This morning I awoke to feel the ship rocking more than it has in the past week. The sky is gray with clouds, and there has been rain.
The small boat operation was cancelled for today due to the swell and some complications with the small CTD (see field equipment) that they
take out in the boat.
Chirping continued this morning, and we reached an "anchor station" today at 1300. An anchor station is a location selected by the
researchers where samples will are collected throughout a full day. This location has been visited during different seasons and during different
tidal ranges. A tidal range is the difference in vertical elevation between high and low tide, and at the mouth of the Fly River,

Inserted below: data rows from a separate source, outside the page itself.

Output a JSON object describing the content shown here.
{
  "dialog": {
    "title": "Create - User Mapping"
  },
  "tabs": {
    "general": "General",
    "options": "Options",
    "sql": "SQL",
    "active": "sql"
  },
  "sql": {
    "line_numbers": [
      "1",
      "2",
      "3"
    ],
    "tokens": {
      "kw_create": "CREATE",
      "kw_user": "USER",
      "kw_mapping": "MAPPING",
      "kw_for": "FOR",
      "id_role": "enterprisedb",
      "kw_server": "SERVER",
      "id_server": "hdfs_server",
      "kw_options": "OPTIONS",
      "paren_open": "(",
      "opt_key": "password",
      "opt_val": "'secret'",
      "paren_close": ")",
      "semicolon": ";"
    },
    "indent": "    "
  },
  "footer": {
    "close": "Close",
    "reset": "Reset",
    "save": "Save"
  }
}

it averages about 3 meters (10 feet). We are currently experiencing a spring tide that occurs approximately every 14-15 days at
the time of a full moon or a new moon. The gravitational pull between the sun, moon and earth is greater at this time and the result is a larger
tidal range. A week ago, when the moon was half full, we were at this same site collecting data during the neap tide. A neap
tide occurs every 14-15 days during half moon phases. They typically have a smaller tidal range. Today´s lecture was given by Chuck Nittrouer
from University of Washington. He taught us about tides and explained the reasons and benefits of conducting anchor stations.
During an anchor station, water samples and water-column data, such as salinity and temperature, are collected using the BLISP and CTD, and sediment
samples are collected using the box core. Every hour, for 24 hours, Andrea Ogston and Cathy Presto take a BLISP profile and water samples. Every two
hours, a CTD profile is conducted as well by Miguel Goni and Natalie Monacci to obtain large volume water samples, and Chuck Nittrouer and John Crockett
use the box core to look at seafloor changes every two hours as well. One-third of the sediment samples extracted from the box core are given to Miguel
and Natalie to compare with water-column observations.
They are looking at the carbon content in the water and seabed to understand how it moves from land into the ocean. By improving knowledge on carbon
dynamics, they may be able to help understand past and present climate change and assist in finding oil. For example, they work to determine if carbon
is consumed by bacteria and returned to the atmosphere as carbon dioxide, a greenhouse gas, or if it is buried in the seafloor and, thus, removed from
the atmosphere permanently. This is important to understanding both the past and future of our earth.
(Today's weather and location at 0900)
Air Temperature: 27.05°C (80.69°F)
Water Temperature: 30.01°C (86.02°F)
Barometric Pressure: 1007.55 cmbar
Precipitation: 31.5 mm (last 24 hours)
Longitude: 8° 48.537' S
Latitude: 144° 05.609' E
Breakfast: Bacon, ham, eggs, potatoes, fresh fruit, blueberry pancakes, and coffee cake
Lunch: Chicken pot-pies, spicy Creole shrimp and rice
Dinner: Lamb shanks or steak Darien
Dessert: Carrot Cake